“Nothing is more important than a stronger and safer NSW which is why we are committed to assisting regional communities as we make our way forward,” Mr Barilaro said.
“Last summer it was fires and now we are starting to see floods, but regardless of the challenge we face we will continue to stand with our communities and support them to come back better than ever before.
“We have stood by our regional communities, providing more than $2.5 billion in bushfire recovery funding through grants, immediate clean-up, temporary accommodation and industry support.
“This new funding will play a key role in supporting our councils and public land managers to manage waste and keep the clean-up cycle moving.”
The $95 million funding, will be administered by the Environment Protection Authority (EPA) and be split across five programs:
- Green Waste Program: $45 million to remove burnt and partially burnt green waste from stockpiles that pose pollution and fire risks.
- Aboriginal Lands Program: $20 million to increase awareness about Aboriginal land protections and award clean-up contracts to local Aboriginal businesses.
- Council Landfill Program: $15 million to cover the costs of accepting extra waste at local landfills.

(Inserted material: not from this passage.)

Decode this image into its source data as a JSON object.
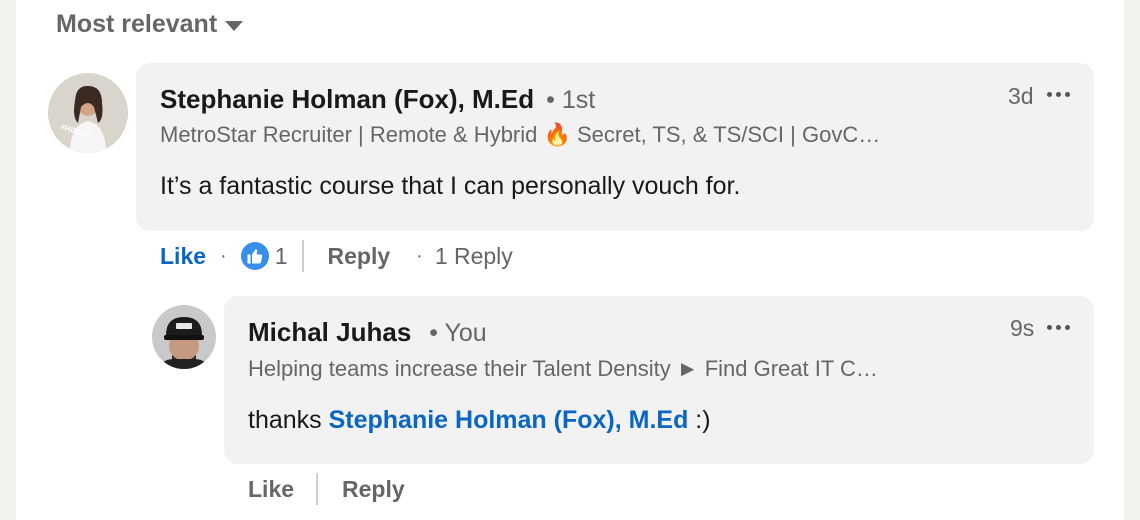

- FenceCycle Program: $10 million to recycle fencing, including up to 88,000 km of burnt boundary fencing.
- Bushfire Dumping Program: $5 million for the safe removal of illegally dumped bushfire waste and implementing deterrence measures.
Environment Minister Matt Kean said the new funding will aid in the next step of the bushfire recovery process, helping to increase waste capacity, protecting the environment from illegal dumping and supporting our communities to rebuild faster and stronger than ever.
“Not only will these programs help with the ongoing clean-up they will provide local employment opportunities, with a relentless focus on engaging local sub-contractors and businesses where possible to keep the cash flowing to local economies,” Mr Kean said.
“We have worked with councils and land managers to make sure these programs address challenges they are facing on the ground, and we will continue to do everything we can to keep the recovery clean-up moving.”
The three programs targeting illegal dumping, fence recycling and council landfills will be funded by the NSW Government, while the green waste and Aboriginal land clean-up programs will be funded under the joint Commonwealth-State Disaster Recovery Funding Arrangements.
All eligible councils and public land managers are encouraged to apply for funding for their local communities. For more information on eligibility and to apply contact the EPA via email firstname.lastname@example.org on 131 555 or visit EPA Bushfire Recovery Programs.